Assignment: If a line below includes the string "info", copy it.
- - -
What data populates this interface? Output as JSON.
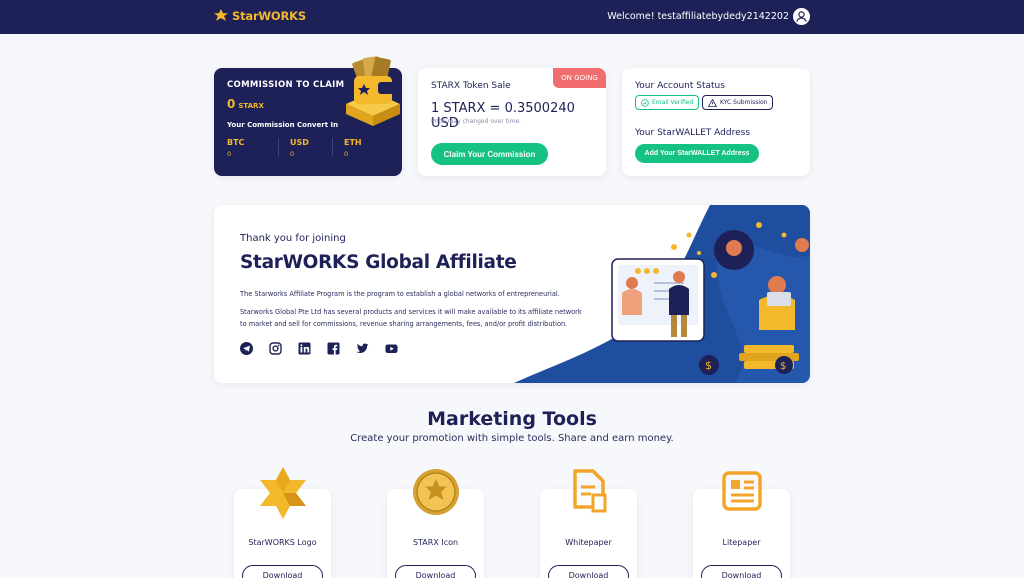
{
  "header": {
    "brand": "StarWORKS",
    "welcome": "Welcome! testaffiliatebydedy2142202",
    "icons": {
      "logo": "star-logo-icon",
      "user": "user-icon"
    }
  },
  "commission": {
    "title": "COMMISSION TO CLAIM",
    "amount": "0",
    "unit": "STARX",
    "convert_label": "Your Commission Convert In",
    "currencies": [
      {
        "label": "BTC",
        "value": "0"
      },
      {
        "label": "USD",
        "value": "0"
      },
      {
        "label": "ETH",
        "value": "0"
      }
    ]
  },
  "token_sale": {
    "badge": "ON GOING",
    "title": "STARX Token Sale",
    "price": "1 STARX = 0.3500240 USD",
    "note": "Price may changed over time.",
    "button": "Claim Your Commission"
  },
  "account_status": {
    "title": "Your Account Status",
    "email_badge": "Email Verified",
    "kyc_badge": "KYC Submission",
    "wallet_title": "Your StarWALLET Address",
    "wallet_button": "Add Your StarWALLET Address"
  },
  "hero": {
    "small": "Thank you for joining",
    "title": "StarWORKS Global Affiliate",
    "p1": "The Starworks Affiliate Program is the program to establish a global networks of entrepreneurial.",
    "p2": "Starworks Global Pte Ltd has several products and services it will make available to its affiliate network to market and sell for commissions, revenue sharing arrangements, fees, and/or profit distribution.",
    "socials": [
      "telegram-icon",
      "instagram-icon",
      "linkedin-icon",
      "facebook-icon",
      "twitter-icon",
      "youtube-icon"
    ]
  },
  "marketing": {
    "title": "Marketing Tools",
    "subtitle": "Create your promotion with simple tools. Share and earn money.",
    "tools": [
      {
        "label": "StarWORKS Logo",
        "button": "Download"
      },
      {
        "label": "STARX Icon",
        "button": "Download"
      },
      {
        "label": "Whitepaper",
        "button": "Download"
      },
      {
        "label": "Litepaper",
        "button": "Download"
      }
    ]
  },
  "colors": {
    "navy": "#1e2157",
    "gold": "#f3b82b",
    "green": "#16c281",
    "badge_red": "#f26d6d",
    "hero_blue": "#1f4e9e"
  }
}
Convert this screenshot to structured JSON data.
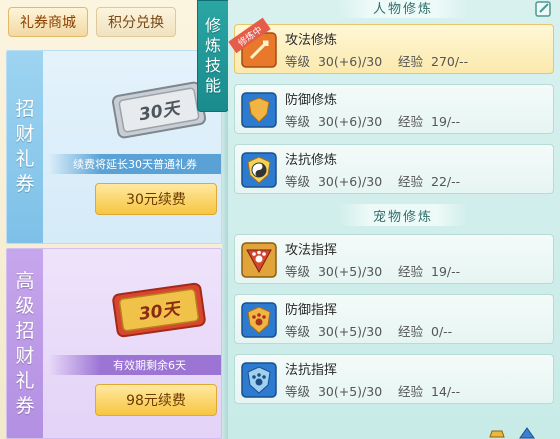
{
  "shop": {
    "tabs": [
      {
        "label": "礼券商城",
        "active": true
      },
      {
        "label": "积分兑换",
        "active": false
      }
    ],
    "cards": [
      {
        "title_chars": [
          "招",
          "财",
          "礼",
          "券"
        ],
        "ticket_text": "30天",
        "note": "续费将延长30天普通礼券",
        "button": "30元续费"
      },
      {
        "title_chars": [
          "高",
          "级",
          "招",
          "财",
          "礼",
          "券"
        ],
        "ticket_text": "30天",
        "note": "有效期剩余6天",
        "button": "98元续费"
      }
    ]
  },
  "side_tab": {
    "chars": [
      "修",
      "炼",
      "技",
      "能"
    ]
  },
  "skills": {
    "person_title": "人物修炼",
    "pet_title": "宠物修炼",
    "person": [
      {
        "name": "攻法修炼",
        "info": "等级  30(+6)/30    经验  270/--",
        "badge": "修炼中",
        "active": true,
        "icon": "sword-icon"
      },
      {
        "name": "防御修炼",
        "info": "等级  30(+6)/30    经验  19/--",
        "active": false,
        "icon": "shield-icon"
      },
      {
        "name": "法抗修炼",
        "info": "等级  30(+6)/30    经验  22/--",
        "active": false,
        "icon": "yin-yang-icon"
      }
    ],
    "pet": [
      {
        "name": "攻法指挥",
        "info": "等级  30(+5)/30    经验  19/--",
        "icon": "paw-attack-icon"
      },
      {
        "name": "防御指挥",
        "info": "等级  30(+5)/30    经验  0/--",
        "icon": "paw-shield-icon"
      },
      {
        "name": "法抗指挥",
        "info": "等级  30(+5)/30    经验  14/--",
        "icon": "paw-magic-icon"
      }
    ]
  },
  "colors": {
    "teal": "#1a8b8d",
    "gold": "#f7c542",
    "highlight": "#fbe9ad"
  }
}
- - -
Task response:
        "info": "等级  30(+6)/30    经验  270/--",
        "info": "等级  30(+6)/30    经验  19/--",
        "info": "等级  30(+6)/30    经验  22/--",
        "info": "等级  30(+5)/30    经验  19/--",
        "info": "等级  30(+5)/30    经验  0/--",
        "info": "等级  30(+5)/30    经验  14/--",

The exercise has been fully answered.